### [Exercise prompt]
The listing that follows must be retyped exactly, without its pictures.

### [Supplied records]
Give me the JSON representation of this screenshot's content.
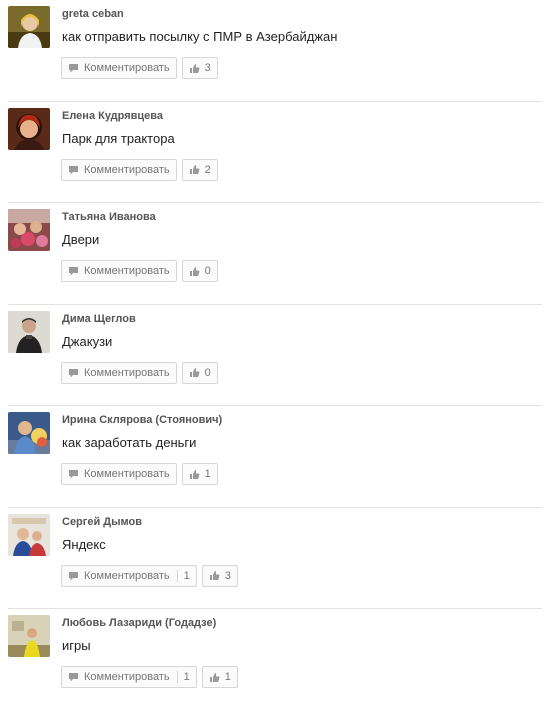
{
  "comment_label": "Комментировать",
  "icons": {
    "comment": "speech-bubble-icon",
    "like": "thumbs-up-icon"
  },
  "posts": [
    {
      "author": "greta ceban",
      "text": "как отправить посылку с ПМР в Азербайджан",
      "comments": "",
      "likes": "3"
    },
    {
      "author": "Елена Кудрявцева",
      "text": "Парк для трактора",
      "comments": "",
      "likes": "2"
    },
    {
      "author": "Татьяна Иванова",
      "text": "Двери",
      "comments": "",
      "likes": "0"
    },
    {
      "author": "Дима Щеглов",
      "text": "Джакузи",
      "comments": "",
      "likes": "0"
    },
    {
      "author": "Ирина Склярова (Стоянович)",
      "text": "как заработать деньги",
      "comments": "",
      "likes": "1"
    },
    {
      "author": "Сергей Дымов",
      "text": "Яндекс",
      "comments": "1",
      "likes": "3"
    },
    {
      "author": "Любовь Лазариди (Годадзе)",
      "text": "игры",
      "comments": "1",
      "likes": "1"
    }
  ]
}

### [Answer to the exercise]
Give me the JSON representation of this screenshot's content.
{
  "comment_label": "Комментировать",
  "icons": {
    "comment": "speech-bubble-icon",
    "like": "thumbs-up-icon"
  },
  "posts": [
    {
      "author": "greta ceban",
      "text": "как отправить посылку с ПМР в Азербайджан",
      "comments": "",
      "likes": "3"
    },
    {
      "author": "Елена Кудрявцева",
      "text": "Парк для трактора",
      "comments": "",
      "likes": "2"
    },
    {
      "author": "Татьяна Иванова",
      "text": "Двери",
      "comments": "",
      "likes": "0"
    },
    {
      "author": "Дима Щеглов",
      "text": "Джакузи",
      "comments": "",
      "likes": "0"
    },
    {
      "author": "Ирина Склярова (Стоянович)",
      "text": "как заработать деньги",
      "comments": "",
      "likes": "1"
    },
    {
      "author": "Сергей Дымов",
      "text": "Яндекс",
      "comments": "1",
      "likes": "3"
    },
    {
      "author": "Любовь Лазариди (Годадзе)",
      "text": "игры",
      "comments": "1",
      "likes": "1"
    }
  ]
}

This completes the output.